── DATA SHOWN

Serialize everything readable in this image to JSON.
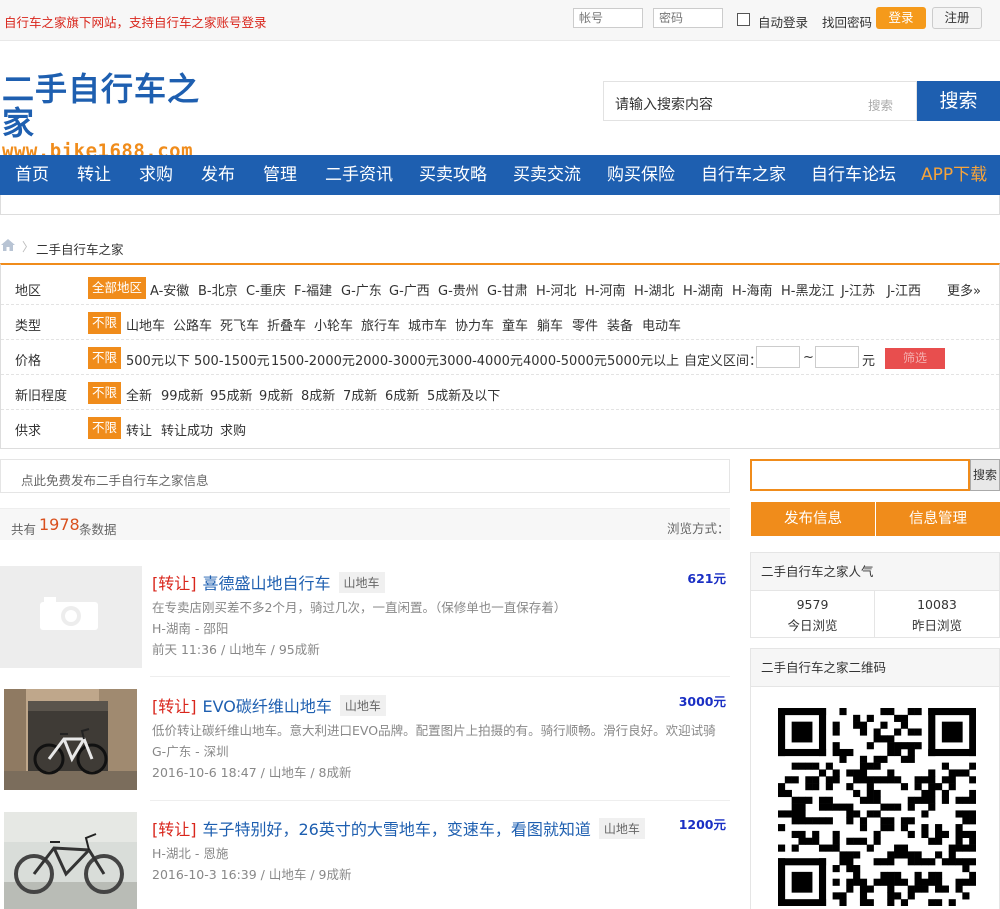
{
  "topbar": {
    "notice": "自行车之家旗下网站，支持自行车之家账号登录",
    "account_placeholder": "帐号",
    "password_placeholder": "密码",
    "auto_login": "自动登录",
    "forgot_password": "找回密码",
    "login": "登录",
    "register": "注册"
  },
  "logo": {
    "title": "二手自行车之家",
    "url": "www.bike1688.com"
  },
  "header_search": {
    "placeholder": "请输入搜索内容",
    "hint": "搜索",
    "button": "搜索"
  },
  "nav": {
    "items": [
      "首页",
      "转让",
      "求购",
      "发布",
      "管理",
      "二手资讯",
      "买卖攻略",
      "买卖交流",
      "购买保险",
      "自行车之家",
      "自行车论坛"
    ],
    "app": "APP下载",
    "app_color": "#f8a43a"
  },
  "breadcrumb": {
    "current": "二手自行车之家"
  },
  "filters": {
    "region": {
      "label": "地区",
      "selected": "全部地区",
      "options": [
        "A-安徽",
        "B-北京",
        "C-重庆",
        "F-福建",
        "G-广东",
        "G-广西",
        "G-贵州",
        "G-甘肃",
        "H-河北",
        "H-河南",
        "H-湖北",
        "H-湖南",
        "H-海南",
        "H-黑龙江",
        "J-江苏",
        "J-江西"
      ],
      "more": "更多»"
    },
    "type": {
      "label": "类型",
      "selected": "不限",
      "options": [
        "山地车",
        "公路车",
        "死飞车",
        "折叠车",
        "小轮车",
        "旅行车",
        "城市车",
        "协力车",
        "童车",
        "躺车",
        "零件",
        "装备",
        "电动车"
      ]
    },
    "price": {
      "label": "价格",
      "selected": "不限",
      "options": [
        "500元以下",
        "500-1500元",
        "1500-2000元",
        "2000-3000元",
        "3000-4000元",
        "4000-5000元",
        "5000元以上"
      ],
      "custom_label": "自定义区间：",
      "tilde": "~",
      "unit": "元",
      "filter_button": "筛选"
    },
    "condition": {
      "label": "新旧程度",
      "selected": "不限",
      "options": [
        "全新",
        "99成新",
        "95成新",
        "9成新",
        "8成新",
        "7成新",
        "6成新",
        "5成新及以下"
      ]
    },
    "supply": {
      "label": "供求",
      "selected": "不限",
      "options": [
        "转让",
        "转让成功",
        "求购"
      ]
    }
  },
  "publish_prompt": "点此免费发布二手自行车之家信息",
  "count": {
    "prefix": "共有",
    "number": "1978",
    "suffix": "条数据",
    "view_mode": "浏览方式："
  },
  "listings": [
    {
      "tag": "[转让]",
      "title": "喜德盛山地自行车",
      "category": "山地车",
      "price": "621元",
      "desc": "在专卖店刚买差不多2个月，骑过几次，一直闲置。（保修单也一直保存着）",
      "location": "H-湖南 - 邵阳",
      "meta": "前天 11:36 / 山地车 / 95成新"
    },
    {
      "tag": "[转让]",
      "title": "EVO碳纤维山地车",
      "category": "山地车",
      "price": "3000元",
      "desc": "低价转让碳纤维山地车。意大利进口EVO品牌。配置图片上拍摄的有。骑行顺畅。滑行良好。欢迎试骑",
      "location": "G-广东 - 深圳",
      "meta": "2016-10-6 18:47 / 山地车 / 8成新"
    },
    {
      "tag": "[转让]",
      "title": "车子特别好，26英寸的大雪地车，变速车，看图就知道",
      "category": "山地车",
      "price": "1200元",
      "desc": "",
      "location": "H-湖北 - 恩施",
      "meta": "2016-10-3 16:39 / 山地车 / 9成新"
    }
  ],
  "sidebar": {
    "search_button": "搜索",
    "publish": "发布信息",
    "manage": "信息管理",
    "popularity": {
      "title": "二手自行车之家人气",
      "today_value": "9579",
      "today_label": "今日浏览",
      "yesterday_value": "10083",
      "yesterday_label": "昨日浏览"
    },
    "qrcode_title": "二手自行车之家二维码"
  },
  "colors": {
    "brand_blue": "#1e5fb0",
    "accent_orange": "#f08c1b",
    "tag_red": "#d9261c",
    "price_blue": "#1a2fc4"
  }
}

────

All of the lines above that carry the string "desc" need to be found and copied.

• _EXPECTED OUTPUT_
      "desc": "在专卖店刚买差不多2个月，骑过几次，一直闲置。（保修单也一直保存着）",
      "desc": "低价转让碳纤维山地车。意大利进口EVO品牌。配置图片上拍摄的有。骑行顺畅。滑行良好。欢迎试骑",
      "desc": "",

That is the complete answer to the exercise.